REQUIREMENT: Scan the records for the string "image", then copy each line that has it.

===============

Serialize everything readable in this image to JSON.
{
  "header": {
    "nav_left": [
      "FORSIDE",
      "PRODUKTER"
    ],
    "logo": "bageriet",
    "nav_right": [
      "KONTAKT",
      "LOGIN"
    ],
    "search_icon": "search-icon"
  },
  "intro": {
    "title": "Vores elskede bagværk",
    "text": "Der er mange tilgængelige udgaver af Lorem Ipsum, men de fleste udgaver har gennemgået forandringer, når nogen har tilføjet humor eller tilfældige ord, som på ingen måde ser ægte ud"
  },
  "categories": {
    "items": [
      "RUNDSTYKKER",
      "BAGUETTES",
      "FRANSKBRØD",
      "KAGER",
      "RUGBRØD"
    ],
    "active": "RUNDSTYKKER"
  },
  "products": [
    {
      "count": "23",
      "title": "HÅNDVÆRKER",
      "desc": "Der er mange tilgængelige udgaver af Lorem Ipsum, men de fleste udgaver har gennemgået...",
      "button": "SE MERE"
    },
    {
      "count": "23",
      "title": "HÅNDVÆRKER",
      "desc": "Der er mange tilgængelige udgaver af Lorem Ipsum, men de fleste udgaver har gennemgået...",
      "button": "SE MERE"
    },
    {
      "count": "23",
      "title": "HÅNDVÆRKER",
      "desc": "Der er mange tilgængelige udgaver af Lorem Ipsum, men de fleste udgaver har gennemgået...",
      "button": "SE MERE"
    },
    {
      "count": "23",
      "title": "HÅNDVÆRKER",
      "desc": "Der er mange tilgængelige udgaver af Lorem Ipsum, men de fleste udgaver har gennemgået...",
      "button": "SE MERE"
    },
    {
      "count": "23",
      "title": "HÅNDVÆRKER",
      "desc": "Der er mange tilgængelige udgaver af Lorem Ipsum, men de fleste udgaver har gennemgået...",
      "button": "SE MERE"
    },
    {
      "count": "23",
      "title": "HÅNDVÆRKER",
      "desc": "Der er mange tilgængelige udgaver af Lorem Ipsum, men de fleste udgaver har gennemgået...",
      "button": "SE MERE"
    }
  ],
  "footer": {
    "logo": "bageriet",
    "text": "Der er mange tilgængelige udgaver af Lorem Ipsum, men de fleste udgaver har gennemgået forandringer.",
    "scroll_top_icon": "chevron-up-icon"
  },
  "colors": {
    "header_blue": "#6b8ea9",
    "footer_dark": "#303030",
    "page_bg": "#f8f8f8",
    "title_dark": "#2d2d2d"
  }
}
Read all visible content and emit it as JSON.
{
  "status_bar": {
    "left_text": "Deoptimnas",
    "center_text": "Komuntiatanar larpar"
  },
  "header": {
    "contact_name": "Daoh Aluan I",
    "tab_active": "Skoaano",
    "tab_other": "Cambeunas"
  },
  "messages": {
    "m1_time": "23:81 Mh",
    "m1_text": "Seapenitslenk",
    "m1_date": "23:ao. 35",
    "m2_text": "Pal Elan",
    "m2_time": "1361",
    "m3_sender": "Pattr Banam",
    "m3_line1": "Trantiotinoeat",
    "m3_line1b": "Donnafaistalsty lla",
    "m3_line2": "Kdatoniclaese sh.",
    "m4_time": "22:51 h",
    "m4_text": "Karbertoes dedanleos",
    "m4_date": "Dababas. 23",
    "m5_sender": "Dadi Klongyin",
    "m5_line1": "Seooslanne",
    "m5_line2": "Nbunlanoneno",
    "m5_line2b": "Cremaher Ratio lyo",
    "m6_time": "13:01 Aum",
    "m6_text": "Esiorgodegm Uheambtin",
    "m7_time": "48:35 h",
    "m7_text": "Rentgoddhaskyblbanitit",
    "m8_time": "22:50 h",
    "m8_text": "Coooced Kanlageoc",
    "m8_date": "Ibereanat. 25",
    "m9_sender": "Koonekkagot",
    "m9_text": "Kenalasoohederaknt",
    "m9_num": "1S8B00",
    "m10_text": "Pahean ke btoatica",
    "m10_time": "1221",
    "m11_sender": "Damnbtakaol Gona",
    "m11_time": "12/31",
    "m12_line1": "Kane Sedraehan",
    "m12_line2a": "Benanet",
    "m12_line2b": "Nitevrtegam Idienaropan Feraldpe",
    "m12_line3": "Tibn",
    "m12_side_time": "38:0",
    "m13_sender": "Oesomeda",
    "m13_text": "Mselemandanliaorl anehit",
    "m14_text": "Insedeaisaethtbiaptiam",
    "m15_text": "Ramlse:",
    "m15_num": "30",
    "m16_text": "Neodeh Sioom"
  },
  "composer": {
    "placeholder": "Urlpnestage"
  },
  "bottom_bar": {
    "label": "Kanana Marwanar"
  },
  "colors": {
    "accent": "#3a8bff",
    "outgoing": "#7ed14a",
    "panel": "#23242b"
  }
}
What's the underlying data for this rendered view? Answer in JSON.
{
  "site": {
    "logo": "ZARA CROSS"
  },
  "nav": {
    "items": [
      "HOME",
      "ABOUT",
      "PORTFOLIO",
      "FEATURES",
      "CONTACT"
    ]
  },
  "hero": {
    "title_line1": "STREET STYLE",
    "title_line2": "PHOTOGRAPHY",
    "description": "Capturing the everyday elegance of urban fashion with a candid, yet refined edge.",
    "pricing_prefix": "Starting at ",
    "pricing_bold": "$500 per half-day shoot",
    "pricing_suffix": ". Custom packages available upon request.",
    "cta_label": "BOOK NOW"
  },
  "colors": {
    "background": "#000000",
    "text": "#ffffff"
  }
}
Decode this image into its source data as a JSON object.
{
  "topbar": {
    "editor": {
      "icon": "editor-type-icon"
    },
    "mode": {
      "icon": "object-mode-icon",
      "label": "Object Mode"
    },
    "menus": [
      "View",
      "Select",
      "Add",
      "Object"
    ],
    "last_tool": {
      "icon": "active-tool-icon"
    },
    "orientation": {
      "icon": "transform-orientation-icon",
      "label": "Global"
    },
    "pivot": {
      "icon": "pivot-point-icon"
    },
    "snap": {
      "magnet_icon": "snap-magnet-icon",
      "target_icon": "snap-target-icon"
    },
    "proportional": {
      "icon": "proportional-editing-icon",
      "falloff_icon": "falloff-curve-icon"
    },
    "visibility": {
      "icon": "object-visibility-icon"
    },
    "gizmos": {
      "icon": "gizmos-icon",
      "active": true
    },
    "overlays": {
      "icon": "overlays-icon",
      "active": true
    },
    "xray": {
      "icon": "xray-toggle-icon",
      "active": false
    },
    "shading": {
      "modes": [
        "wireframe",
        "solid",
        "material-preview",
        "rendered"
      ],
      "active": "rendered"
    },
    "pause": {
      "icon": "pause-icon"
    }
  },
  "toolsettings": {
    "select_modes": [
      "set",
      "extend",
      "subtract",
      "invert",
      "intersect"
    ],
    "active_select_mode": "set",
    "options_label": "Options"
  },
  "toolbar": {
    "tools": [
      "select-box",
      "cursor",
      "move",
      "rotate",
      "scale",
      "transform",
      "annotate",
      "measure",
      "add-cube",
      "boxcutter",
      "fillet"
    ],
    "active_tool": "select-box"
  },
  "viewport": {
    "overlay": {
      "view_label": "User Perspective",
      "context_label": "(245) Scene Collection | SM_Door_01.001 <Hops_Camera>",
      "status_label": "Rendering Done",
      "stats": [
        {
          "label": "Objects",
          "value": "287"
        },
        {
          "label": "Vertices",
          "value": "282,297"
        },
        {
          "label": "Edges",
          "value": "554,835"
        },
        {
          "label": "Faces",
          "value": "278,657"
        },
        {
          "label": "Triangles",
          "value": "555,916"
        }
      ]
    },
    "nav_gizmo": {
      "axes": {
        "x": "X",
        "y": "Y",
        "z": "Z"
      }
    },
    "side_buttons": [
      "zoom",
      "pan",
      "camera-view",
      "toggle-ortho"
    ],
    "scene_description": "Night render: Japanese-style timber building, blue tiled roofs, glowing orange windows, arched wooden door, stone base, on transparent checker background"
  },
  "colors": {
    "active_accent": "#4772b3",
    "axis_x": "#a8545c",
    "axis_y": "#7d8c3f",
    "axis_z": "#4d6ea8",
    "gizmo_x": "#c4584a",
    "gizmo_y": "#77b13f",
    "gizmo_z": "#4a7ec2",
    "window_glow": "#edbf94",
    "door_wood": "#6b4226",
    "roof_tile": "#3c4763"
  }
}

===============

TASK SOLUTION:
Serialize everything readable in this image to JSON.
Decode this image into its source data as a JSON object.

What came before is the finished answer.